Monday 27 December 2010

Ethical Purchasers of British Portable Antiquities Unite - You Have Nothing to Lose But The Shackles of the Unethical Trade

Heritage Action's Heritage Journal has announced an interesting new initiative, the creation of an Association for the Ethical Purchasers of British Portable Antiquities (AEPBPA).
Under our [British] system “looting” is defined very narrowly – or to be precise, many things that are defined as criminal elsewhere are perfectly legal here – including the removal, taking home and selling of artefacts from more than 90% of our known archaeological sites. By any reasonable yardstick, that is looting – particularly since, as the Portable Antiquities Scheme openly admits, most detectorists don’t report most of the details of what they find and therefore offer zero mitigation for their actions. For any would-be ethical purchaser of British antiquities an appreciation of this reality is obligatory: ILVUD (information loss via unethical detecting) is far, far worse than ILVID (information loss via illegal detecting) ...

I see I get an honourable mention :>) This initiative has been the result of several discussions over the past couple of years and which has taken into account the attitudes of dealers of ancient artefacts such as dug-up coins which treat the existence of the PAS as some kind of protective umbrella shielding their parochial activities from scrutiny (in particular several US dealers' lobbyists who pay lip service to "supporting" the Scheme, but constantly misrepresenting it in their propaganda and ignoring it in the pragmatics of their commercial exploitation of the archaeological record).

The actual website is here: [now isn't it interesting and indicative of something that this domain was still free for use?] This notional association has three purposes, above all to point out that after thirteen years of PAS outreach the British archaeological establishment has not produced sorely needed detailed guidance for the purchase of British portable antiquities despite there being official encouragement of artefact hunting and collecting as a means of "engagement with the past". The Association serves to indicate to collectors (both in Britain and abroad) what ethical purchasing of British Portable Antiquities entails. It is postulated that collectors are often ill-informed (and constantly misinformed by dealers) about this. Thirdly the aim is to promote the belief that in Britain (where most detecting is legal but subject to voluntary reporting), the would-be ethical purchaser must not only avoiding buying looted artefacts but far more urgently must avoid buying recently unearthed but unreported artefacts.

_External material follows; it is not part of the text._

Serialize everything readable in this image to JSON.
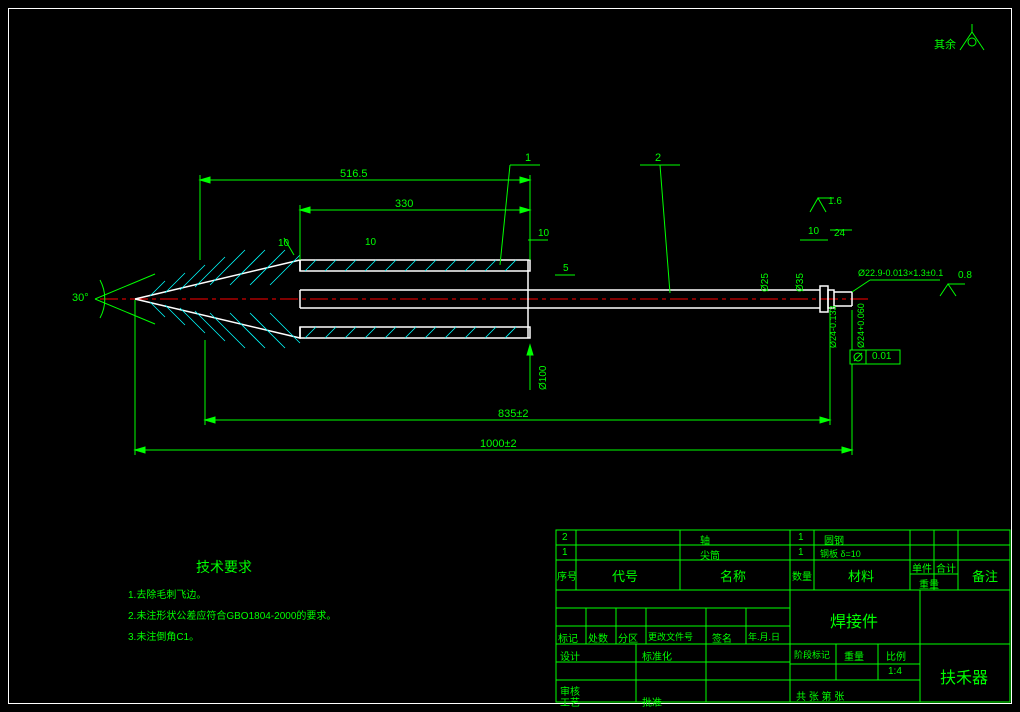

The members of the Association are pledged to the following:
1. We accept that as ethical purchasers we have a general duty of care towards the British archaeological resource which is both finite and fragile. We see proper enquiry as integral to this duty and follow the well documented mantra: “The Good Collector casts a jaded eye upon those dealers who insist that their reputation take the place of details of provenance”.
2. We recognise that the British system is unique in that what is protected by law elsewhere is often only subject to voluntary arrangements in Britain and this imposes additional duties of care upon us: we hold ourselves obliged as ethical purchasers to buy only if voluntary requirements have been met and not to regard legality as an adequate measure of ethicality.
3. We will never buy anything we know or suspect is a recent British “dug-up” unless: (a.) it has been reported to PAS (and has a legitimate PAS reference number), (b.) any Treasure Act and export requirements have been complied with and (c.) the landowner upon whose land the item was found is aware of the item and the price and consents to its sale.
4. We will always establish, through enquiries to PAS or the local archaeological curator or both, that the circumstances of the recovery and the location of the find spot have raised no concerns regarding damage to or lost information from the British archaeological resource.

No comments:

Creative Commons License
Ten utwór jest dostępny na licencji Creative Commons Uznanie autorstwa-Bez utworów zależnych 3.0 Unported.